### Material provided

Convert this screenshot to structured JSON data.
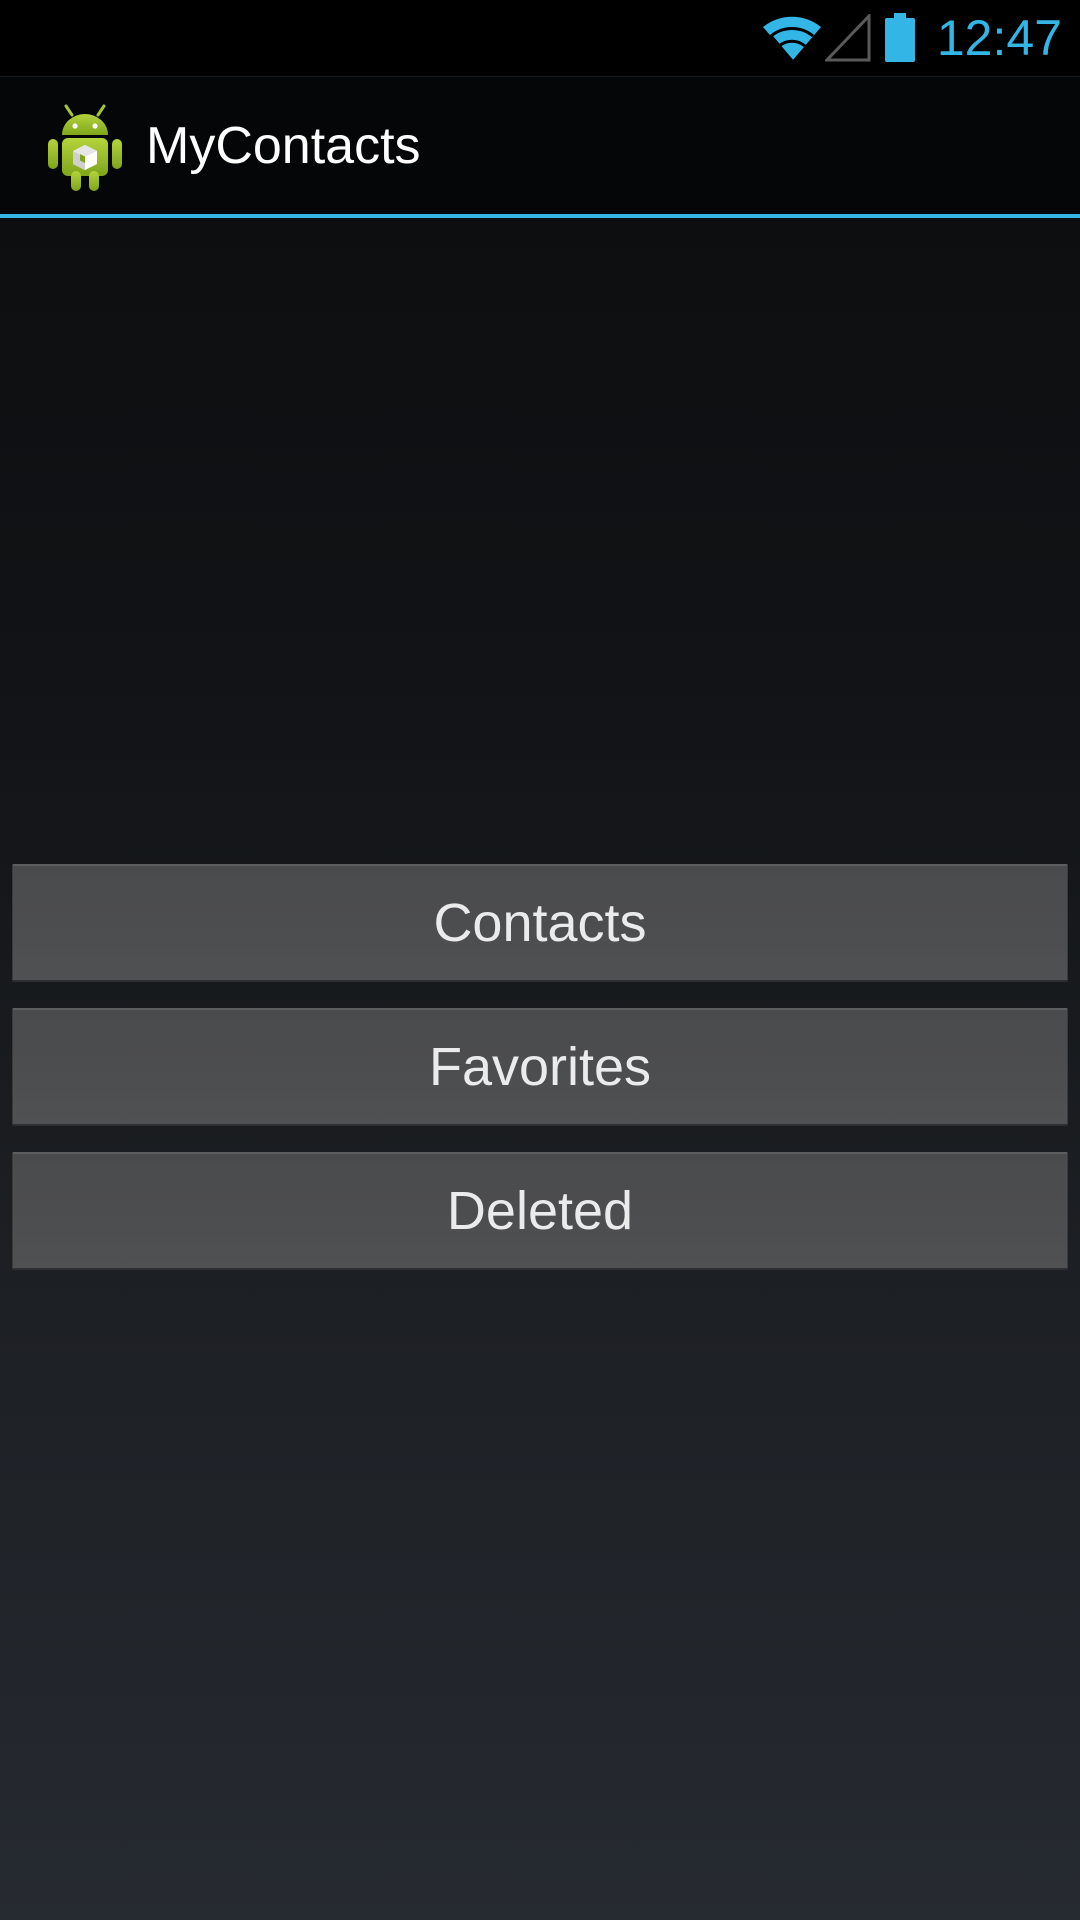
{
  "status_bar": {
    "time": "12:47",
    "icons": [
      "wifi-icon",
      "signal-icon",
      "battery-icon"
    ],
    "accent_color": "#33b5e5"
  },
  "action_bar": {
    "app_icon": "android-app-icon",
    "title": "MyContacts",
    "divider_color": "#33b5e5"
  },
  "main": {
    "buttons": [
      {
        "label": "Contacts"
      },
      {
        "label": "Favorites"
      },
      {
        "label": "Deleted"
      }
    ]
  }
}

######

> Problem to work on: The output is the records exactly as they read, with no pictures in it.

> Written solution:
Convert this screenshot to structured JSON data.
{
  "status_bar": {
    "time": "12:47",
    "icons": [
      "wifi-icon",
      "signal-icon",
      "battery-icon"
    ],
    "accent_color": "#33b5e5"
  },
  "action_bar": {
    "app_icon": "android-app-icon",
    "title": "MyContacts",
    "divider_color": "#33b5e5"
  },
  "main": {
    "buttons": [
      {
        "label": "Contacts"
      },
      {
        "label": "Favorites"
      },
      {
        "label": "Deleted"
      }
    ]
  }
}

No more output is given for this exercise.